Not all weeds are bad. Some actually contribute to the well-being of the environment in their own little ways, writes Elaine Yim
THE regarded as a widespread weed or pest plant, is listed as a noxious weed in the US and Australia. But here in this country, we can find it growing and blooming everywhere, especially along the roadside. Even though its little daisy-like flowers are quite pretty, not many people bother to take a closer look at them since they are so common.
Weeds are often regarded as bad for the environment because they can become very invasive to the extent that they threaten the survival of native species, compete with garden plants and reduce the yield of food crops. But this common weed actually contributes to a better environment in its own little way. Not only does it provide food for wildlife pollinators such as bees, moth, wasps, ants and other bugs, but it’s also a popular nectar food plant for many types of butterflies.
Some examples of these gorgeous butterflies are the Tawny Coster (Acraea violae), Crimson Tip (Colotis danae), Plain Tiger (Danaus chrysippus), Pea Blue (Lampides boeticus), Forget-menot (Catochrysops strabo), Common Gull (Cepora nerissa), Gram Blue (Euchrysops cnejus) and Striped Pierrot (Tarucus nara).
The leaves have medicinal properties and they’re used in Indian traditional and Ayurveda medicine.
Scientific research is ongoing on its application in curing many modern diseases. Now let’s get to know more about this wonder weed. THE PLANT
Tridax procumbens is an herbaceous perennial native to tropical America. It has become naturalised in many countries around the world in regions with tropical, sub-tropical, as well as mild temperate climates and is regarded as a weed or pest plant in many places.
The plant grows prostrate on the ground, creeping with long stems that can extend to more than 70cm long. These stems can form new roots at the leaf nodes. The simple leaves are green in colour, oval-shaped and alternately arranged.
Flowering occurs freely the whole year round. Members of the Compositae family bear composite flowers and each flower head is made up of many flowers; the ray florets and disc florets are packed densely together in rows around a centre.
The ray florets are those with conspicuous cream yellow bracts and they’re arranged on the outer circle while the inner rings comprise disc florets which are tiny flowers with tubular corollas. Each composite flower head is held up by a long, hairy stalk that can extend 30cm tall.
The fruit is called an achene. It contains only a single seed and doesn’t break open when ripe to release the seed. The achene is covered with long hairs and this feathery wing helps in the dispersal when carried by the wind to faraway places. Each plant can produce more than a thousand achenes, which explains its ability to self-seed hence its survival skill to become so invasive in certain areas.
IDEAL CONDITIONS FOR GROWTH

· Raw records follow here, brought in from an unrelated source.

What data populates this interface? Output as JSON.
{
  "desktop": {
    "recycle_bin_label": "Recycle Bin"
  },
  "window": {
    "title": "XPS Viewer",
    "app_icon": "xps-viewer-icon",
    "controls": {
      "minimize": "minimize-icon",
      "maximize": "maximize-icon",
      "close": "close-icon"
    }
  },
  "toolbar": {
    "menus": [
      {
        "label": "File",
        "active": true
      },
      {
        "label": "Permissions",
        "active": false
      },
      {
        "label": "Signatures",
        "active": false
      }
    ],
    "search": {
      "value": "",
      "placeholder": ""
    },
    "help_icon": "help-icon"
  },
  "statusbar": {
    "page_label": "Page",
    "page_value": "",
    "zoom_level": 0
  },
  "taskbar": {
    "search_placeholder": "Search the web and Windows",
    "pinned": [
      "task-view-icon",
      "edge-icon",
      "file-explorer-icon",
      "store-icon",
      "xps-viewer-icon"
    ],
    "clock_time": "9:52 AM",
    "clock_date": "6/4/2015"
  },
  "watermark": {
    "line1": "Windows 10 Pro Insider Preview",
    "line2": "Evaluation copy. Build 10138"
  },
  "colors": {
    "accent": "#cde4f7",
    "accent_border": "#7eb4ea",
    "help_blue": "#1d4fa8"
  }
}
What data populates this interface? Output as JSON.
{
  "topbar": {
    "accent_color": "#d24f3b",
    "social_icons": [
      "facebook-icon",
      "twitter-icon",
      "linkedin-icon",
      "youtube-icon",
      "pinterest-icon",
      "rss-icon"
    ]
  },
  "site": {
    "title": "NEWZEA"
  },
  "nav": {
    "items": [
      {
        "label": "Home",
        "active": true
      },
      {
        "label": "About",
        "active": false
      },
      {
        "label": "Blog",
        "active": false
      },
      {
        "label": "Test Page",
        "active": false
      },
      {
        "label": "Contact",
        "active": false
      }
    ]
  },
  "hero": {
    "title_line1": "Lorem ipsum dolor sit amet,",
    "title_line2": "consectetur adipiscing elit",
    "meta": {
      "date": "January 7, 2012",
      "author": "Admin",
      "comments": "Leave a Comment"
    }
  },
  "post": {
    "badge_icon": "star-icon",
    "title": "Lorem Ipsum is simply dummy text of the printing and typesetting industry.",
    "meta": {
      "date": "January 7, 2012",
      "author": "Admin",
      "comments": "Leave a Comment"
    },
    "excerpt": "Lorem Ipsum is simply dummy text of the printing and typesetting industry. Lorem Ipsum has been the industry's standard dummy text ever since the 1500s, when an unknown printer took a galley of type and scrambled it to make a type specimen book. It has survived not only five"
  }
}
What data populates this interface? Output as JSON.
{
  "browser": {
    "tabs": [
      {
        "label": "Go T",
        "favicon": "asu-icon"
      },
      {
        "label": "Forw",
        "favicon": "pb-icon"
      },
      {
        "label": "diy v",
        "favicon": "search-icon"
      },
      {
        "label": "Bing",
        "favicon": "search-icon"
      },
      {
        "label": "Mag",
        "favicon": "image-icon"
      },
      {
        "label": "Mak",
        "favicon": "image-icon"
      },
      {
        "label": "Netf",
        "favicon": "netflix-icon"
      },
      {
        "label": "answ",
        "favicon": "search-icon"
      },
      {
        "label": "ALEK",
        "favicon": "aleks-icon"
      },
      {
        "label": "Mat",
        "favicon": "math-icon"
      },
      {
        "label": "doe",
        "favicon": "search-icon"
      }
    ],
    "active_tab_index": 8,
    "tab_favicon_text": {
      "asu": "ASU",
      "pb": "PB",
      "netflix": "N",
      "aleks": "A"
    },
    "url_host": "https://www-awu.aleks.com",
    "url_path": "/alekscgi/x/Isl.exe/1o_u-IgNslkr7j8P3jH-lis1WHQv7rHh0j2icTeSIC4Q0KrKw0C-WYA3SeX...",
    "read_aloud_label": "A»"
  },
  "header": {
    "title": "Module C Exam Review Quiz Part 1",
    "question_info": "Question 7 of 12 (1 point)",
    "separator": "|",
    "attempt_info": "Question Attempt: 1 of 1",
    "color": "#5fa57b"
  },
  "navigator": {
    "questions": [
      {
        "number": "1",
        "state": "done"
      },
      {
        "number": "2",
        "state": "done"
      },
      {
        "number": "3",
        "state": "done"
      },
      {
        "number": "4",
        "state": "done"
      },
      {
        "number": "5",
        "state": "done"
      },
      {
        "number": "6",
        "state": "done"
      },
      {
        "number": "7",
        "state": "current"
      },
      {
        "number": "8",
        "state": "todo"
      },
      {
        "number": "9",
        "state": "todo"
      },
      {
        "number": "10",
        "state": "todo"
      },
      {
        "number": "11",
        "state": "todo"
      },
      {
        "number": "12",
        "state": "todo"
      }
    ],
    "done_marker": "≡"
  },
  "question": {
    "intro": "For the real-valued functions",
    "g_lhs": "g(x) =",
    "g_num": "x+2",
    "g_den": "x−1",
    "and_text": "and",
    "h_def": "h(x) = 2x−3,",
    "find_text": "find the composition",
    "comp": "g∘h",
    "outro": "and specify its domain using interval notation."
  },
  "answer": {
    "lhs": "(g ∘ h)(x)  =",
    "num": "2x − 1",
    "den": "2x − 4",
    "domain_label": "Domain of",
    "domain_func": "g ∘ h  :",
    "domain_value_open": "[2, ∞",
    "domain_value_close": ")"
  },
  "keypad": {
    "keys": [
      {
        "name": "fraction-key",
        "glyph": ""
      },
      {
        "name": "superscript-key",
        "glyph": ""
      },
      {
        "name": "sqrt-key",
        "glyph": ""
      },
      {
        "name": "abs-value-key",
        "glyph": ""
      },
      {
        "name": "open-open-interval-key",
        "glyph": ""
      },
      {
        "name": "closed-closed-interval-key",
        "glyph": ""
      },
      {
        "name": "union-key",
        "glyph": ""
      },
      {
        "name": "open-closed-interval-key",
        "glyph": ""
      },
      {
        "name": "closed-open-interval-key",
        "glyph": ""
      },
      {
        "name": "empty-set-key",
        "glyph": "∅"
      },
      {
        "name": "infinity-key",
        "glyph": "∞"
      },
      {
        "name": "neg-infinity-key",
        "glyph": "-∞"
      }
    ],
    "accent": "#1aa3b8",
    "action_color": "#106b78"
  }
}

It grows as a weed along pathways, by the roadside, drain and wall cracks, rock crevices, fields, open areas and dumpsites. Not too fussy with soil requirements, it can flourish in sunny locations where the soil is dry and sandy. This weed that grows wild and free by the roadside is a nectar plant for many butterflies.